# [Records shown]
..............................

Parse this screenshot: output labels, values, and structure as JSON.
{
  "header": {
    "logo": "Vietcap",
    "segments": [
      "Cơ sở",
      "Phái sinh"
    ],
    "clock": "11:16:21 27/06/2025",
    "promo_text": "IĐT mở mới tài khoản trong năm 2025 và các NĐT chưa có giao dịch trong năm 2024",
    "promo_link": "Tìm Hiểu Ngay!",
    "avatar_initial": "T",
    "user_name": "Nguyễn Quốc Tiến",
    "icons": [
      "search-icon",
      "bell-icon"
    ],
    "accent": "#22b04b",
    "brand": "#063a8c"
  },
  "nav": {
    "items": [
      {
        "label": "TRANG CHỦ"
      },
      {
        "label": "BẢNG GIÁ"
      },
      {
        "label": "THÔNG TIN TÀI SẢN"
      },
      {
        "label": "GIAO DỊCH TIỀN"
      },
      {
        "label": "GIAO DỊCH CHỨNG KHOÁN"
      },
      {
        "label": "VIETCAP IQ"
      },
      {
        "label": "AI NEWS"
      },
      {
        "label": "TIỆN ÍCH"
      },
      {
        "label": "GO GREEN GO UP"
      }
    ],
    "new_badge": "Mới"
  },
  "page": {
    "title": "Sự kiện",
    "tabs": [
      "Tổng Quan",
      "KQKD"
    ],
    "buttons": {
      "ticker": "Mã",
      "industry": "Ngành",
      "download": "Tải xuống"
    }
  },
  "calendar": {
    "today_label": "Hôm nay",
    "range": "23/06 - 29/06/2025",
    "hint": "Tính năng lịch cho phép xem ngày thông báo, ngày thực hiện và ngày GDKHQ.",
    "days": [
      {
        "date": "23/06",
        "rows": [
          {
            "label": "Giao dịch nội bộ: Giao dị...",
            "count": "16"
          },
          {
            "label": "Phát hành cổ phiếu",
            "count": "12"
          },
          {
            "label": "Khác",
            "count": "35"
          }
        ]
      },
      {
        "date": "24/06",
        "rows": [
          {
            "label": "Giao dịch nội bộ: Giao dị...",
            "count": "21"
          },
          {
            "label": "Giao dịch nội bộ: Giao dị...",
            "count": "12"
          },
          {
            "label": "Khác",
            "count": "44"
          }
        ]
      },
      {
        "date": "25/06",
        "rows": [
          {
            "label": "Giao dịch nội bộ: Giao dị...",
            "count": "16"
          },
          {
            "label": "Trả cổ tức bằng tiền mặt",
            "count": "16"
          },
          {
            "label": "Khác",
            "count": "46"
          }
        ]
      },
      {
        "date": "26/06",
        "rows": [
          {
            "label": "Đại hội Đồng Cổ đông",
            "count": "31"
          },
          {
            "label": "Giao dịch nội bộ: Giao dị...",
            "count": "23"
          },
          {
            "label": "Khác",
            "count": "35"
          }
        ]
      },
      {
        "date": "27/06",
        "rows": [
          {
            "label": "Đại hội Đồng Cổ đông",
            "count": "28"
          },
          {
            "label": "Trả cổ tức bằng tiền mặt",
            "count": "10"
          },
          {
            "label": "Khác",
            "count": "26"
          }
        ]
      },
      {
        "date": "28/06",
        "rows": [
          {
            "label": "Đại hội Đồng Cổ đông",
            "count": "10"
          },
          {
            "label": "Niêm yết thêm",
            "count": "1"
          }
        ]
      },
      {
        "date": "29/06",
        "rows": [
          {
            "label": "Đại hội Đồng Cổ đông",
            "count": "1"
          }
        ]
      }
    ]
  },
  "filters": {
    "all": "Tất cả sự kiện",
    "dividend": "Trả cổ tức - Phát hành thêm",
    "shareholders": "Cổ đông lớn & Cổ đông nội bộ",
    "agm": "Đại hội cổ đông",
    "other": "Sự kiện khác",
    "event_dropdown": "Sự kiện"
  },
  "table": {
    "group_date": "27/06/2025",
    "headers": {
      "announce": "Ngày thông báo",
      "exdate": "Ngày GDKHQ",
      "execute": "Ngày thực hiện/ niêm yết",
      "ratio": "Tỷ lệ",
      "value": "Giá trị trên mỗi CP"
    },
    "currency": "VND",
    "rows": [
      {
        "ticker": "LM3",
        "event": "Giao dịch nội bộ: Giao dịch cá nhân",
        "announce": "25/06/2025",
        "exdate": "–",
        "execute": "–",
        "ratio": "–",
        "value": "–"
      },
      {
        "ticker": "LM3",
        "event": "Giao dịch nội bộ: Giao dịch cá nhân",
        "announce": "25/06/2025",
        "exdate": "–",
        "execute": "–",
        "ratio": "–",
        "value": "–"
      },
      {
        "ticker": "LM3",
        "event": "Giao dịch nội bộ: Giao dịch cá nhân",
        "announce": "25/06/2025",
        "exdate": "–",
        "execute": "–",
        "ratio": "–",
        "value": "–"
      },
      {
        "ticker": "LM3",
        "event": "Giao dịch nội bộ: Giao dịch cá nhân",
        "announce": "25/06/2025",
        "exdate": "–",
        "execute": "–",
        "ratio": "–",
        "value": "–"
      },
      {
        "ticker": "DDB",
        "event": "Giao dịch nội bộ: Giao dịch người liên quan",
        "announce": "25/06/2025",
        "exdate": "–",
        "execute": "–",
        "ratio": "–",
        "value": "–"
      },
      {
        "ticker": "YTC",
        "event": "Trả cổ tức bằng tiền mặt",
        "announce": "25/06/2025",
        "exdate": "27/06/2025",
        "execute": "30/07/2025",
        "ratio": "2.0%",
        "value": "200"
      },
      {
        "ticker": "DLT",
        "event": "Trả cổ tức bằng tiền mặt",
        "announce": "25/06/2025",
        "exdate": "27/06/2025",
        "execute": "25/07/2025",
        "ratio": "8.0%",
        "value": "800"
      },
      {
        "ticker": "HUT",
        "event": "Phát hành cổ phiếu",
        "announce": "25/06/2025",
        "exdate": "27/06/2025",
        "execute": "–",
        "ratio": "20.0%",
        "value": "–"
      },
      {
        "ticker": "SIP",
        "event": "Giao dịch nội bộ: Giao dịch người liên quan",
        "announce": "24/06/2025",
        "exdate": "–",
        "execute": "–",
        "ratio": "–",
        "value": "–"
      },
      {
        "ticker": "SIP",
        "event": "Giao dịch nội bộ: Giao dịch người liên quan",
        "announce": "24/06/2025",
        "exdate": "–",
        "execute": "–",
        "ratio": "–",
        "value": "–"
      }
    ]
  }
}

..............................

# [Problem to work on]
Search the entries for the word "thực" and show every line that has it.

# [Answer]
    "hint": "Tính năng lịch cho phép xem ngày thông báo, ngày thực hiện và ngày GDKHQ.",
      "execute": "Ngày thực hiện/ niêm yết",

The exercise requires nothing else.